8 November 2009

Swan wars, or A whooper at Brandon

This morning's entertainment was better than any scripted drama; better by far than the painfully contrived events of 'reality' tv and celebrity competition. This morning was real, it was vital, it was visceral - this was Swan Wars.

The early morning rain quickly convinced me that the six hides of Brandon Marsh were a better bet than trecking round an exposed Napton Reservoir or Ufton Fields. So, ever the adventurer, I struggled into the waterproofs and dashed to the hide nearest the Brandon car park - the Baldwin hide overlooking East Marsh Pool.

And yes, it was bleak at first. As I sat with a few hardy souls I found myself looking out into cold driving rain. I slowly scanned the pool, counting more than 125 shovellers, 150 lapwing and an impressive 15 snipe, along with plenty of pochards, tufted ducks, mallards, a dozen cormorant, and assorted coot, moorhen, grey heron, great crested grebes and mute swans.
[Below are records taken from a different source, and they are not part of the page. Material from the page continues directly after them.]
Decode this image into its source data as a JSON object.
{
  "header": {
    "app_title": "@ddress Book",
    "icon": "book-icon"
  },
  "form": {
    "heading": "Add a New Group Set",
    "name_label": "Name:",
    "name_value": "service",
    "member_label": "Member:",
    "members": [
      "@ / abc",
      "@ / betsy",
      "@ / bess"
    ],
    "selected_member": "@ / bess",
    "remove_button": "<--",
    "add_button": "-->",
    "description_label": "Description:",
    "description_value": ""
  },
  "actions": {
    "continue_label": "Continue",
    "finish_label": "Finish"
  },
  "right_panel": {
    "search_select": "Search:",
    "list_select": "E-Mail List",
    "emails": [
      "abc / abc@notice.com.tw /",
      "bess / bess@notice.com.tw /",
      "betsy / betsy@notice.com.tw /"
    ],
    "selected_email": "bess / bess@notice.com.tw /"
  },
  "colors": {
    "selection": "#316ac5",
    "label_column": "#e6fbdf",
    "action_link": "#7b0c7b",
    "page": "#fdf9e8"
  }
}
Then, as the cold started to set in, I saw a swan flying in towards us and noticed a flash of yellow - fantastic, my first whooper swan in Warwickshire. Sadly, it wasn't to be with us for long.

Add ImageAs soon as the whooper landed, the two resident mute swans went into action. Territorial in the extreme, they lifted their wings behind them, pushed their heads low and homed in on their target. They were an impressive sight, beautiful and menacing in equal measure, circling their arctic cousin like two pocket battleships (the photo, by gradders52, gives a good idea of the overall effect). There was no need for contact or combat though - a few passes, a few circling manouvres, and the whooper got the message - he was off.

It was a wonderful few minutes - nature as it really is: beautiful, exciting, unfair, rarely predictable and never, ever scripted. The return to the car parked yielded treecreeper, nuthatch, siskin, goldfinch, green and great-spotted woodpecker, and a dozen or more redpoll hanging from the alder trees. Well worth getting out in the rain then.

Bird of the day: Lesser Redpoll (Carduelis cabaret), a small streaky finch which is really only a winter visitor to these parts. Despite the excitement with the swans, I haven't seen redpoll for ages so, slightly unexpectedly, the redpolls were my bird of the day.

1 comment:

Keith Yates said...

Great Post! The Whooper has been hanging around for several days now but as you say the Mutes are always there to shoo him off whenever the poor soul lands!